Crossing the narrow and busy streets was an experience all to itself. Basically, you ran for your life.
One day we visited an aquarium and watched a sea lion show. We couldn’t understand what they were saying but it was fun to watch.
At one point during the show, they pulled Brynna out of the audience and had the sea lion give her a kiss.
Of course, Bryer had to do this, too, and then the sea lion dove in the water, splashing him and soaking his clothes. I also got a kiss from the sea lion and now my family likes to kid me about my “boyfriend in Mexico.”
The beggars sitting on the streets were hard for anyone to walk past, but Bryer had an especially rough time with it. Every time we went somewhere, he would ask me for coins. He just couldn’t pass one of these poor people without putting something in their cup.
For me, the worst thing was seeing all of the children on the streets. They would stand and look at me with those big, beautiful dark eyes.
Their clothes were dirty and worn. It would be dark, past 9 p.m., and there they were, all alone, with a cup in their hand. I wanted to bring every single one of them home.
One of my favorite things was visiting the orphanage. One day I hope to return and volunteer. I was fortunate enough to have three days there. When we left Mazatlan, I brought three boxes of items to donate to the children. Next time you go on vacation, before you throw anything away check with a nearby orphanage or church.
We gave all of our leftover toiletries such as shampoo and toothpaste, food we purchased but didn’t eat because we ate at restaurants a lot, and many things we bought for our children to use while there, like a stroller and beach toys.
We were in the old historic part of Mazatlan where there weren’t many tourists, but we did make a trip to what they call the “gold zone.” There were vacationers everywhere you looked.

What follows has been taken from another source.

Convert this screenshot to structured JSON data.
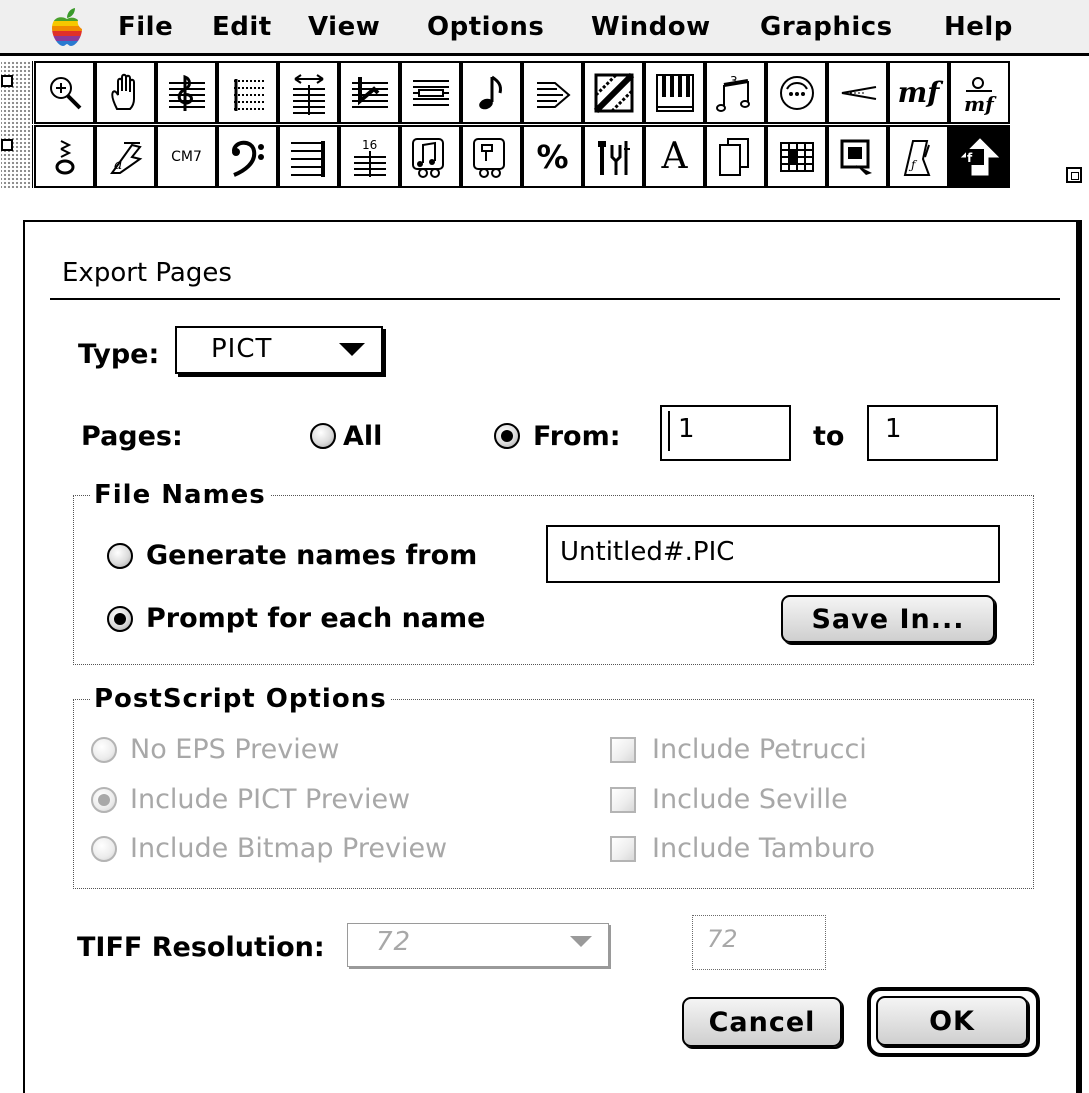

On the way back to our villa, we separated into three golf cart taxis for the 20-minute ride. The kids and I had a crazy driver. He had Michael Jackson and other 1980s songs blaring through his stereo.
He would pull up next to my parents’ driver and act like they were going to race. While he stuck his leg out the side of the cart, he would dance and sing along.
Bells, sirens, and whistles escaped our little taxi as he flipped a switch to work lights like a disco ball. While we weaved in and out of traffic, he would repeatedly tap the breaks. We were laughing so hard tears were in our eyes. It was so much fun, and the kids wished he could be our driver every time.
This trip forced me to realize that I am addicted to my cell phone, text messaging, and the Internet. I had no phone service the entire time and couldn’t send a text. Many times I reached for my phone only to realize I couldn’t use it.
Twice I was able to use the Internet at a tiny computer shop. Though I paid by the hour, the ancient computer ended up freezing up halfway through.
The keyboards were different, and it took me 15 minutes just to figure out how to make the “at” symbol. (You had to hit Alt then 64.)
I learned in Mexico that I absolutely love coconut ice cream, I think I had some every day, but real coconut is disgusting. (If you know where I can buy this kind of ice cream here let me know, or maybe you shouldn’t because I’d probably gain 20 pounds!)
Coca-Cola light, from Mexico, is not anything like Diet Coke here. The first thing I did once home was enjoy a Diet Coke. Oh, and I was sending text messages the second the plane landed!